**What the exercise asks:** Copy out all of the records, exactly as they appear.

-------- Material shown --------

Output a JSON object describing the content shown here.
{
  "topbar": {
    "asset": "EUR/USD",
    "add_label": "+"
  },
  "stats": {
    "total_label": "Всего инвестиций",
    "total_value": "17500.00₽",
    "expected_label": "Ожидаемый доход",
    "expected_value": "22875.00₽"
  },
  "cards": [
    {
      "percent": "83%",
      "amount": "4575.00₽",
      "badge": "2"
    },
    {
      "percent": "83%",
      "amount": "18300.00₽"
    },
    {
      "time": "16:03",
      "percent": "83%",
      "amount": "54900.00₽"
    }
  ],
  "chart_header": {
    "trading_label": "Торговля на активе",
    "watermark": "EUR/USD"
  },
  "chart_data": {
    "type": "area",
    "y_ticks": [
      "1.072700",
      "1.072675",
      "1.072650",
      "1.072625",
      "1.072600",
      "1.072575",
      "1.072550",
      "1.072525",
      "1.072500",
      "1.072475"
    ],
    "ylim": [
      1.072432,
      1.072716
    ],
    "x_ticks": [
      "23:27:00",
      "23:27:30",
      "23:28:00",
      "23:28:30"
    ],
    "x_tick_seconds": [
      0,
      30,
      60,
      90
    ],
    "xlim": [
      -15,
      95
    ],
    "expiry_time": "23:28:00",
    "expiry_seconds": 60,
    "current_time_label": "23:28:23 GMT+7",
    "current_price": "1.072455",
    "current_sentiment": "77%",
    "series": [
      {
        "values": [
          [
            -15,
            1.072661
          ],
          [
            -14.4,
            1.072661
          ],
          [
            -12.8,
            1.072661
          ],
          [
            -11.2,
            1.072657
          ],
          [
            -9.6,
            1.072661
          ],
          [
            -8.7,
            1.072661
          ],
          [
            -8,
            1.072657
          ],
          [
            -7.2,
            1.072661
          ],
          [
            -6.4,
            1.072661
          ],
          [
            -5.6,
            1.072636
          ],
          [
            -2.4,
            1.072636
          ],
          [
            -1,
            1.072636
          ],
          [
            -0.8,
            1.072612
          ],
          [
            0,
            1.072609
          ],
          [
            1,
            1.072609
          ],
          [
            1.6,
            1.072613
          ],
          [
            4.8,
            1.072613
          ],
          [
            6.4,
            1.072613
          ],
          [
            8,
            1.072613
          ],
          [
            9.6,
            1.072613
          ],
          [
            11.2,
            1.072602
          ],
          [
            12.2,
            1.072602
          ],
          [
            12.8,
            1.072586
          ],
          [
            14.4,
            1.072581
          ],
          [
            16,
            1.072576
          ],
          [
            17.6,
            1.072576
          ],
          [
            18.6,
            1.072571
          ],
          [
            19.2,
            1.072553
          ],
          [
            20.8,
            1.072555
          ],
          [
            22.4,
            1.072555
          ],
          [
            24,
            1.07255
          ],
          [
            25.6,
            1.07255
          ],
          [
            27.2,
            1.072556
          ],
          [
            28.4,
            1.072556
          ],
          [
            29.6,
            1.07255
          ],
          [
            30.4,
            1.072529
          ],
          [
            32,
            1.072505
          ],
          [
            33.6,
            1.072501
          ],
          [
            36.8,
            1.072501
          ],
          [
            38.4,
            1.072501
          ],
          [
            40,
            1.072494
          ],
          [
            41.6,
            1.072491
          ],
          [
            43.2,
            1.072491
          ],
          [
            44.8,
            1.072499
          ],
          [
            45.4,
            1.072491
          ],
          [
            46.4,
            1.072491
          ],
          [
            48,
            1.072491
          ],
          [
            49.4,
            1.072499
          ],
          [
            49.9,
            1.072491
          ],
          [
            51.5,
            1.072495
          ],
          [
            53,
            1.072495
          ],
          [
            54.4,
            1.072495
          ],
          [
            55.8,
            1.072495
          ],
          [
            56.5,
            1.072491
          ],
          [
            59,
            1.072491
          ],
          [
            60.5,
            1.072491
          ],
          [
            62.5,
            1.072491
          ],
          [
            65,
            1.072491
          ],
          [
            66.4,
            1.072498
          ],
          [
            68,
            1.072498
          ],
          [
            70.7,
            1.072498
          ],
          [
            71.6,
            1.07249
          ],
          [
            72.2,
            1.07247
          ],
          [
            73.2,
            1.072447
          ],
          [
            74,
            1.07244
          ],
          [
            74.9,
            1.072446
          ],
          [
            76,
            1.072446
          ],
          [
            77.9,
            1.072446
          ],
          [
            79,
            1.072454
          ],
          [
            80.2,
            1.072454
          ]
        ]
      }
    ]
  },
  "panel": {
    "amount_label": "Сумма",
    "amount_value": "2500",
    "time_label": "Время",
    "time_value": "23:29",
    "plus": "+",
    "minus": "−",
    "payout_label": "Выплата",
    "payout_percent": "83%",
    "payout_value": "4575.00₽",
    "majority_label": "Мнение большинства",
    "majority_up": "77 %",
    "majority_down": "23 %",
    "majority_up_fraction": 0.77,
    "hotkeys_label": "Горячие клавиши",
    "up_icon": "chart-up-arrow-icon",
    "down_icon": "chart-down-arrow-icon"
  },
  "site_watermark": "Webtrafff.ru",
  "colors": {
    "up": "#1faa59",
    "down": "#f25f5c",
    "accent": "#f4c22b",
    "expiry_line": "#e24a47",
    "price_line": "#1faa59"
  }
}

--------

**Reply:**
Output a JSON object describing the content shown here.
{
  "topbar": {
    "asset": "EUR/USD",
    "add_label": "+"
  },
  "stats": {
    "total_label": "Всего инвестиций",
    "total_value": "17500.00₽",
    "expected_label": "Ожидаемый доход",
    "expected_value": "22875.00₽"
  },
  "cards": [
    {
      "percent": "83%",
      "amount": "4575.00₽",
      "badge": "2"
    },
    {
      "percent": "83%",
      "amount": "18300.00₽"
    },
    {
      "time": "16:03",
      "percent": "83%",
      "amount": "54900.00₽"
    }
  ],
  "chart_header": {
    "trading_label": "Торговля на активе",
    "watermark": "EUR/USD"
  },
  "chart_data": {
    "type": "area",
    "y_ticks": [
      "1.072700",
      "1.072675",
      "1.072650",
      "1.072625",
      "1.072600",
      "1.072575",
      "1.072550",
      "1.072525",
      "1.072500",
      "1.072475"
    ],
    "ylim": [
      1.072432,
      1.072716
    ],
    "x_ticks": [
      "23:27:00",
      "23:27:30",
      "23:28:00",
      "23:28:30"
    ],
    "x_tick_seconds": [
      0,
      30,
      60,
      90
    ],
    "xlim": [
      -15,
      95
    ],
    "expiry_time": "23:28:00",
    "expiry_seconds": 60,
    "current_time_label": "23:28:23 GMT+7",
    "current_price": "1.072455",
    "current_sentiment": "77%",
    "series": [
      {
        "values": [
          [
            -15,
            1.072661
          ],
          [
            -14.4,
            1.072661
          ],
          [
            -12.8,
            1.072661
          ],
          [
            -11.2,
            1.072657
          ],
          [
            -9.6,
            1.072661
          ],
          [
            -8.7,
            1.072661
          ],
          [
            -8,
            1.072657
          ],
          [
            -7.2,
            1.072661
          ],
          [
            -6.4,
            1.072661
          ],
          [
            -5.6,
            1.072636
          ],
          [
            -2.4,
            1.072636
          ],
          [
            -1,
            1.072636
          ],
          [
            -0.8,
            1.072612
          ],
          [
            0,
            1.072609
          ],
          [
            1,
            1.072609
          ],
          [
            1.6,
            1.072613
          ],
          [
            4.8,
            1.072613
          ],
          [
            6.4,
            1.072613
          ],
          [
            8,
            1.072613
          ],
          [
            9.6,
            1.072613
          ],
          [
            11.2,
            1.072602
          ],
          [
            12.2,
            1.072602
          ],
          [
            12.8,
            1.072586
          ],
          [
            14.4,
            1.072581
          ],
          [
            16,
            1.072576
          ],
          [
            17.6,
            1.072576
          ],
          [
            18.6,
            1.072571
          ],
          [
            19.2,
            1.072553
          ],
          [
            20.8,
            1.072555
          ],
          [
            22.4,
            1.072555
          ],
          [
            24,
            1.07255
          ],
          [
            25.6,
            1.07255
          ],
          [
            27.2,
            1.072556
          ],
          [
            28.4,
            1.072556
          ],
          [
            29.6,
            1.07255
          ],
          [
            30.4,
            1.072529
          ],
          [
            32,
            1.072505
          ],
          [
            33.6,
            1.072501
          ],
          [
            36.8,
            1.072501
          ],
          [
            38.4,
            1.072501
          ],
          [
            40,
            1.072494
          ],
          [
            41.6,
            1.072491
          ],
          [
            43.2,
            1.072491
          ],
          [
            44.8,
            1.072499
          ],
          [
            45.4,
            1.072491
          ],
          [
            46.4,
            1.072491
          ],
          [
            48,
            1.072491
          ],
          [
            49.4,
            1.072499
          ],
          [
            49.9,
            1.072491
          ],
          [
            51.5,
            1.072495
          ],
          [
            53,
            1.072495
          ],
          [
            54.4,
            1.072495
          ],
          [
            55.8,
            1.072495
          ],
          [
            56.5,
            1.072491
          ],
          [
            59,
            1.072491
          ],
          [
            60.5,
            1.072491
          ],
          [
            62.5,
            1.072491
          ],
          [
            65,
            1.072491
          ],
          [
            66.4,
            1.072498
          ],
          [
            68,
            1.072498
          ],
          [
            70.7,
            1.072498
          ],
          [
            71.6,
            1.07249
          ],
          [
            72.2,
            1.07247
          ],
          [
            73.2,
            1.072447
          ],
          [
            74,
            1.07244
          ],
          [
            74.9,
            1.072446
          ],
          [
            76,
            1.072446
          ],
          [
            77.9,
            1.072446
          ],
          [
            79,
            1.072454
          ],
          [
            80.2,
            1.072454
          ]
        ]
      }
    ]
  },
  "panel": {
    "amount_label": "Сумма",
    "amount_value": "2500",
    "time_label": "Время",
    "time_value": "23:29",
    "plus": "+",
    "minus": "−",
    "payout_label": "Выплата",
    "payout_percent": "83%",
    "payout_value": "4575.00₽",
    "majority_label": "Мнение большинства",
    "majority_up": "77 %",
    "majority_down": "23 %",
    "majority_up_fraction": 0.77,
    "hotkeys_label": "Горячие клавиши",
    "up_icon": "chart-up-arrow-icon",
    "down_icon": "chart-down-arrow-icon"
  },
  "site_watermark": "Webtrafff.ru",
  "colors": {
    "up": "#1faa59",
    "down": "#f25f5c",
    "accent": "#f4c22b",
    "expiry_line": "#e24a47",
    "price_line": "#1faa59"
  }
}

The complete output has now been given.